Instructions to follow —
An exact reproduction of all entries is expected.
▼▼▼
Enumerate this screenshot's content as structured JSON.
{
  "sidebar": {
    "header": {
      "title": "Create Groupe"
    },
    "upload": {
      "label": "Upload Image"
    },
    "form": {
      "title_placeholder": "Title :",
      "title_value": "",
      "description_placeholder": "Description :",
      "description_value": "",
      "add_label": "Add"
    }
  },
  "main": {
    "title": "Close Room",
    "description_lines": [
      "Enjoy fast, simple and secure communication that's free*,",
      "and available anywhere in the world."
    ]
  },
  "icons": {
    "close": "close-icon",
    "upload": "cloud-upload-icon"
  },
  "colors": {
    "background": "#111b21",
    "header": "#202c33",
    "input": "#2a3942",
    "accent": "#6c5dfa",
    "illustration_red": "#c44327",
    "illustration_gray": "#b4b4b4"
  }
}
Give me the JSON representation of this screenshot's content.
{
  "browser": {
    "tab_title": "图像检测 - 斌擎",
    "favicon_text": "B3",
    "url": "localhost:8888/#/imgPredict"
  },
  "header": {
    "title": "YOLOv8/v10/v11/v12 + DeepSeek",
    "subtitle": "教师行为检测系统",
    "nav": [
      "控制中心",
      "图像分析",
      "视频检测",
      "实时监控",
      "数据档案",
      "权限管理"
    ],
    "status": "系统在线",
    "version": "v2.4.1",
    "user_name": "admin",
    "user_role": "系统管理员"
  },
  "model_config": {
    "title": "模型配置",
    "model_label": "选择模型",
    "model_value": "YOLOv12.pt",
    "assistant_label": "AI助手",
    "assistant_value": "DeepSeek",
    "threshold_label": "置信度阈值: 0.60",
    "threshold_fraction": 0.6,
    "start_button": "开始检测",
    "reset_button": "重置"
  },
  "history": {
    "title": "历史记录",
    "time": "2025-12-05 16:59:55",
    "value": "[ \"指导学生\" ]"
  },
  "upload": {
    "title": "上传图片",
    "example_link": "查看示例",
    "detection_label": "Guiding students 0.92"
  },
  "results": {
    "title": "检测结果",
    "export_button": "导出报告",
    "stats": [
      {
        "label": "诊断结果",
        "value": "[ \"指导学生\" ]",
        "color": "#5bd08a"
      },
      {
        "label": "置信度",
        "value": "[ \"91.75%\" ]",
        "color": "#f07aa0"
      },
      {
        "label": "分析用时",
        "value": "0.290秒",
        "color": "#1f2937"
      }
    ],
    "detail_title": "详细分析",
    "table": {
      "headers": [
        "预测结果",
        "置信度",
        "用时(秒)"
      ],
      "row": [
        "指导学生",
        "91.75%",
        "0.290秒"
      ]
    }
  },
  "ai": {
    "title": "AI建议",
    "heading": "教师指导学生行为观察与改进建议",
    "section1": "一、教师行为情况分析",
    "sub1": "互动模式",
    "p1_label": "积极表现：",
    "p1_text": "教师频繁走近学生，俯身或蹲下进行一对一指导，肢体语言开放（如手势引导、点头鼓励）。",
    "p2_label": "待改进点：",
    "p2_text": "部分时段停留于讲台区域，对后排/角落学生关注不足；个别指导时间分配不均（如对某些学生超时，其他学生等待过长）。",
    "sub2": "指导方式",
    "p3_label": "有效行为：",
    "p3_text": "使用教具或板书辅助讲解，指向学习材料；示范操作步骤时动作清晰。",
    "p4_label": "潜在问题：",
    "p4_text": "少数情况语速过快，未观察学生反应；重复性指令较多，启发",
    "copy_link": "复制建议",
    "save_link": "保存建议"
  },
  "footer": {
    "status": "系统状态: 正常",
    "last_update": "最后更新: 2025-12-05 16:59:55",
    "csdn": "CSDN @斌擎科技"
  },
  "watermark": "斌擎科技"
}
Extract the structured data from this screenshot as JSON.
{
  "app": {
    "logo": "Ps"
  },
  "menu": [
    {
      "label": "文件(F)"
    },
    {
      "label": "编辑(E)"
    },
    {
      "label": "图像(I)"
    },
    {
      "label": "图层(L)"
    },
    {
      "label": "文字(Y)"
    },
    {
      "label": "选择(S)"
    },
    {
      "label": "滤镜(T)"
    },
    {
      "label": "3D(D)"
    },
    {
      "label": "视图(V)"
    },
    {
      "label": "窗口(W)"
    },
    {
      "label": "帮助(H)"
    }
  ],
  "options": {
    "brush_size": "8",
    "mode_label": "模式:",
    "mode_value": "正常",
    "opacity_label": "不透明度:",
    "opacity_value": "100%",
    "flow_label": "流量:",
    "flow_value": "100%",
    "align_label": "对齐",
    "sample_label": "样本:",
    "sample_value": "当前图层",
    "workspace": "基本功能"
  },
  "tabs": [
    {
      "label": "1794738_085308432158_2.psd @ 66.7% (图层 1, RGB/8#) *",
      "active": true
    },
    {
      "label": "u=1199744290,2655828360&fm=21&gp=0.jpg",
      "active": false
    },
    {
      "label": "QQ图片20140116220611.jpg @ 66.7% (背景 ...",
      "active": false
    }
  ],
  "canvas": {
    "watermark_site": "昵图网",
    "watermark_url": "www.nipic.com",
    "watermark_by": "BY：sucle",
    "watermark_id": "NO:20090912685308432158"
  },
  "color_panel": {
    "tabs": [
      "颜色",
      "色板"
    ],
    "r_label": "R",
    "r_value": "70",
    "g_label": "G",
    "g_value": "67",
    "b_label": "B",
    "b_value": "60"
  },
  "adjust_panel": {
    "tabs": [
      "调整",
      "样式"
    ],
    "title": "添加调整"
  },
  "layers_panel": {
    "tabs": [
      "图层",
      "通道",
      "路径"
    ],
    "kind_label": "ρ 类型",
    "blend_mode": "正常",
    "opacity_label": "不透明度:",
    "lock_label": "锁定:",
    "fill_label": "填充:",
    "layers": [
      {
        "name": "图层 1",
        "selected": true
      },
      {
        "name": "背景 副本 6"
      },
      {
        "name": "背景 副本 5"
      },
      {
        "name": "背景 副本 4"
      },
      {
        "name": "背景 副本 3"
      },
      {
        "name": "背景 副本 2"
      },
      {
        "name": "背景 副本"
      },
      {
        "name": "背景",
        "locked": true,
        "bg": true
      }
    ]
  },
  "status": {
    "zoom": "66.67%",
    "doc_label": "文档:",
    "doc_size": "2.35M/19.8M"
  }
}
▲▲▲
Solution for this exercise —
Enumerate this screenshot's content as structured JSON.
{
  "sidebar": {
    "header": {
      "title": "Create Groupe"
    },
    "upload": {
      "label": "Upload Image"
    },
    "form": {
      "title_placeholder": "Title :",
      "title_value": "",
      "description_placeholder": "Description :",
      "description_value": "",
      "add_label": "Add"
    }
  },
  "main": {
    "title": "Close Room",
    "description_lines": [
      "Enjoy fast, simple and secure communication that's free*,",
      "and available anywhere in the world."
    ]
  },
  "icons": {
    "close": "close-icon",
    "upload": "cloud-upload-icon"
  },
  "colors": {
    "background": "#111b21",
    "header": "#202c33",
    "input": "#2a3942",
    "accent": "#6c5dfa",
    "illustration_red": "#c44327",
    "illustration_gray": "#b4b4b4"
  }
}
Give me the JSON representation of this screenshot's content.
{
  "browser": {
    "tab_title": "图像检测 - 斌擎",
    "favicon_text": "B3",
    "url": "localhost:8888/#/imgPredict"
  },
  "header": {
    "title": "YOLOv8/v10/v11/v12 + DeepSeek",
    "subtitle": "教师行为检测系统",
    "nav": [
      "控制中心",
      "图像分析",
      "视频检测",
      "实时监控",
      "数据档案",
      "权限管理"
    ],
    "status": "系统在线",
    "version": "v2.4.1",
    "user_name": "admin",
    "user_role": "系统管理员"
  },
  "model_config": {
    "title": "模型配置",
    "model_label": "选择模型",
    "model_value": "YOLOv12.pt",
    "assistant_label": "AI助手",
    "assistant_value": "DeepSeek",
    "threshold_label": "置信度阈值: 0.60",
    "threshold_fraction": 0.6,
    "start_button": "开始检测",
    "reset_button": "重置"
  },
  "history": {
    "title": "历史记录",
    "time": "2025-12-05 16:59:55",
    "value": "[ \"指导学生\" ]"
  },
  "upload": {
    "title": "上传图片",
    "example_link": "查看示例",
    "detection_label": "Guiding students 0.92"
  },
  "results": {
    "title": "检测结果",
    "export_button": "导出报告",
    "stats": [
      {
        "label": "诊断结果",
        "value": "[ \"指导学生\" ]",
        "color": "#5bd08a"
      },
      {
        "label": "置信度",
        "value": "[ \"91.75%\" ]",
        "color": "#f07aa0"
      },
      {
        "label": "分析用时",
        "value": "0.290秒",
        "color": "#1f2937"
      }
    ],
    "detail_title": "详细分析",
    "table": {
      "headers": [
        "预测结果",
        "置信度",
        "用时(秒)"
      ],
      "row": [
        "指导学生",
        "91.75%",
        "0.290秒"
      ]
    }
  },
  "ai": {
    "title": "AI建议",
    "heading": "教师指导学生行为观察与改进建议",
    "section1": "一、教师行为情况分析",
    "sub1": "互动模式",
    "p1_label": "积极表现：",
    "p1_text": "教师频繁走近学生，俯身或蹲下进行一对一指导，肢体语言开放（如手势引导、点头鼓励）。",
    "p2_label": "待改进点：",
    "p2_text": "部分时段停留于讲台区域，对后排/角落学生关注不足；个别指导时间分配不均（如对某些学生超时，其他学生等待过长）。",
    "sub2": "指导方式",
    "p3_label": "有效行为：",
    "p3_text": "使用教具或板书辅助讲解，指向学习材料；示范操作步骤时动作清晰。",
    "p4_label": "潜在问题：",
    "p4_text": "少数情况语速过快，未观察学生反应；重复性指令较多，启发",
    "copy_link": "复制建议",
    "save_link": "保存建议"
  },
  "footer": {
    "status": "系统状态: 正常",
    "last_update": "最后更新: 2025-12-05 16:59:55",
    "csdn": "CSDN @斌擎科技"
  },
  "watermark": "斌擎科技"
}
Extract the structured data from this screenshot as JSON.
{
  "app": {
    "logo": "Ps"
  },
  "menu": [
    {
      "label": "文件(F)"
    },
    {
      "label": "编辑(E)"
    },
    {
      "label": "图像(I)"
    },
    {
      "label": "图层(L)"
    },
    {
      "label": "文字(Y)"
    },
    {
      "label": "选择(S)"
    },
    {
      "label": "滤镜(T)"
    },
    {
      "label": "3D(D)"
    },
    {
      "label": "视图(V)"
    },
    {
      "label": "窗口(W)"
    },
    {
      "label": "帮助(H)"
    }
  ],
  "options": {
    "brush_size": "8",
    "mode_label": "模式:",
    "mode_value": "正常",
    "opacity_label": "不透明度:",
    "opacity_value": "100%",
    "flow_label": "流量:",
    "flow_value": "100%",
    "align_label": "对齐",
    "sample_label": "样本:",
    "sample_value": "当前图层",
    "workspace": "基本功能"
  },
  "tabs": [
    {
      "label": "1794738_085308432158_2.psd @ 66.7% (图层 1, RGB/8#) *",
      "active": true
    },
    {
      "label": "u=1199744290,2655828360&fm=21&gp=0.jpg",
      "active": false
    },
    {
      "label": "QQ图片20140116220611.jpg @ 66.7% (背景 ...",
      "active": false
    }
  ],
  "canvas": {
    "watermark_site": "昵图网",
    "watermark_url": "www.nipic.com",
    "watermark_by": "BY：sucle",
    "watermark_id": "NO:20090912685308432158"
  },
  "color_panel": {
    "tabs": [
      "颜色",
      "色板"
    ],
    "r_label": "R",
    "r_value": "70",
    "g_label": "G",
    "g_value": "67",
    "b_label": "B",
    "b_value": "60"
  },
  "adjust_panel": {
    "tabs": [
      "调整",
      "样式"
    ],
    "title": "添加调整"
  },
  "layers_panel": {
    "tabs": [
      "图层",
      "通道",
      "路径"
    ],
    "kind_label": "ρ 类型",
    "blend_mode": "正常",
    "opacity_label": "不透明度:",
    "lock_label": "锁定:",
    "fill_label": "填充:",
    "layers": [
      {
        "name": "图层 1",
        "selected": true
      },
      {
        "name": "背景 副本 6"
      },
      {
        "name": "背景 副本 5"
      },
      {
        "name": "背景 副本 4"
      },
      {
        "name": "背景 副本 3"
      },
      {
        "name": "背景 副本 2"
      },
      {
        "name": "背景 副本"
      },
      {
        "name": "背景",
        "locked": true,
        "bg": true
      }
    ]
  },
  "status": {
    "zoom": "66.67%",
    "doc_label": "文档:",
    "doc_size": "2.35M/19.8M"
  }
}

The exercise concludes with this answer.